Nature is a better 3D printer than we are. Whereas our version laboriously lays down separate thin layers, nature can extrude complex 3D structures like a bird’s feather or a butterfly’s optically tuned wingscale in a continuous process.
There is no reason that such continuous fabrication should be beyond human ken and, indeed, a paper by Tumbles ton et al in Science (20 March 2015) describes just such continuous 3D printing. The technique uses continuous liquid phase stereolithography with a “dead zone” in which controlled oxygen inhibition prevents the resin curing in that region. The location of the dead zones is of course specified by a computer programme in the usual way. Feature resolution is below 100 micrometres and objects that would take hours by layered 3D take minutes with the new technique.
This work is truly exciting: a great breakthrough in our morphological abilities but what is strange about the paper is that the techniques origin in nature – biomimetics, in other words – is never mentioned. Odd, because a high proportion of published papers these days include the word “biomimetic” in the title. It is a buzz word.
One technique of continuous printing produces gyroid patterns and this makes the omission of the biomimetic angle even stranger because the gyroid is one of the ways that butterfly wingscales are formed.
There have been many other examples of independent discvery of phenomena by nature and Homo sapiens (structural colour for instance was discovered without reference to those butterfly wing scales). Biomimeticians need to up their game: there is still plenty of low hanging fruit.
The story of the butterfly wing gyroids appears in my and Tom Grimsey’s Nanoscience: Giants of the Infinitesimal.

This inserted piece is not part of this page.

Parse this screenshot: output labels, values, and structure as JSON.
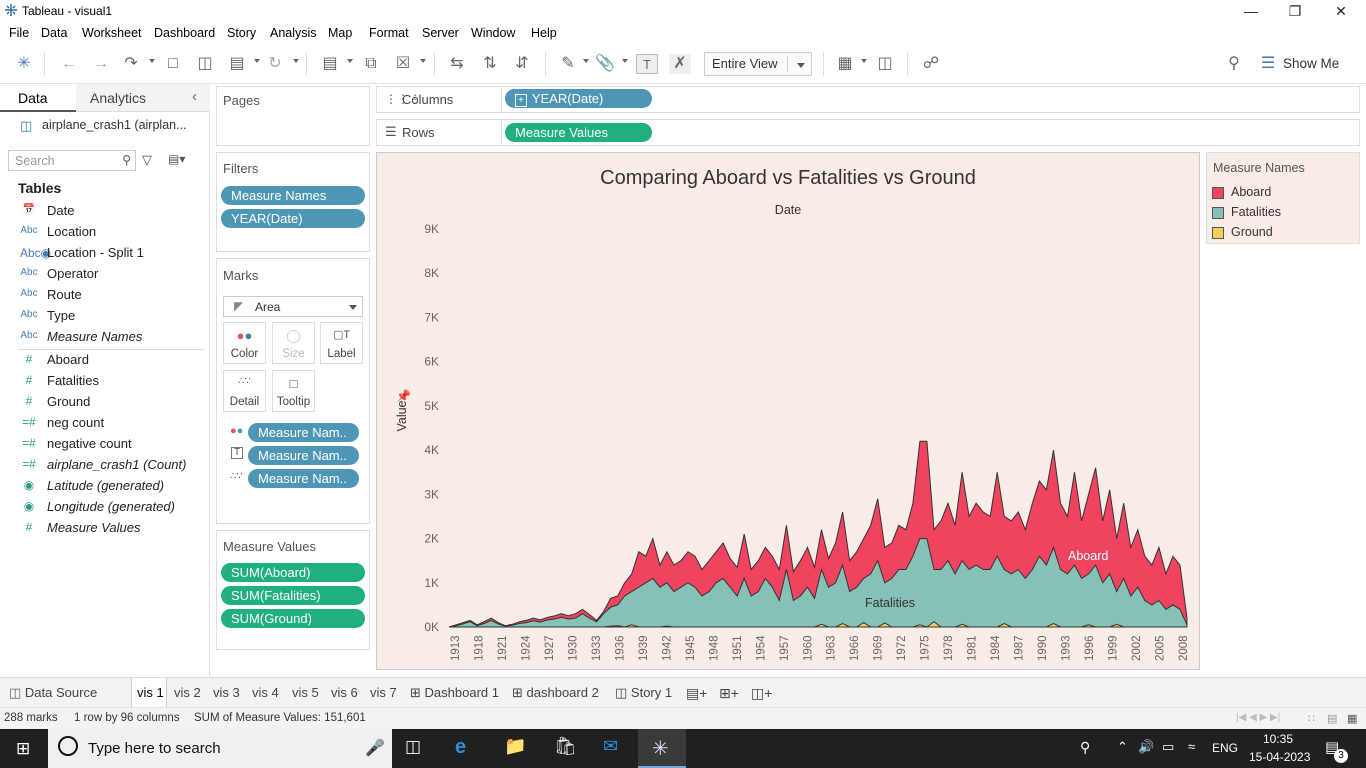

I'm a writer whose interests include the biological revolution happening now, the relationship between art and science, jazz, and the state of the planet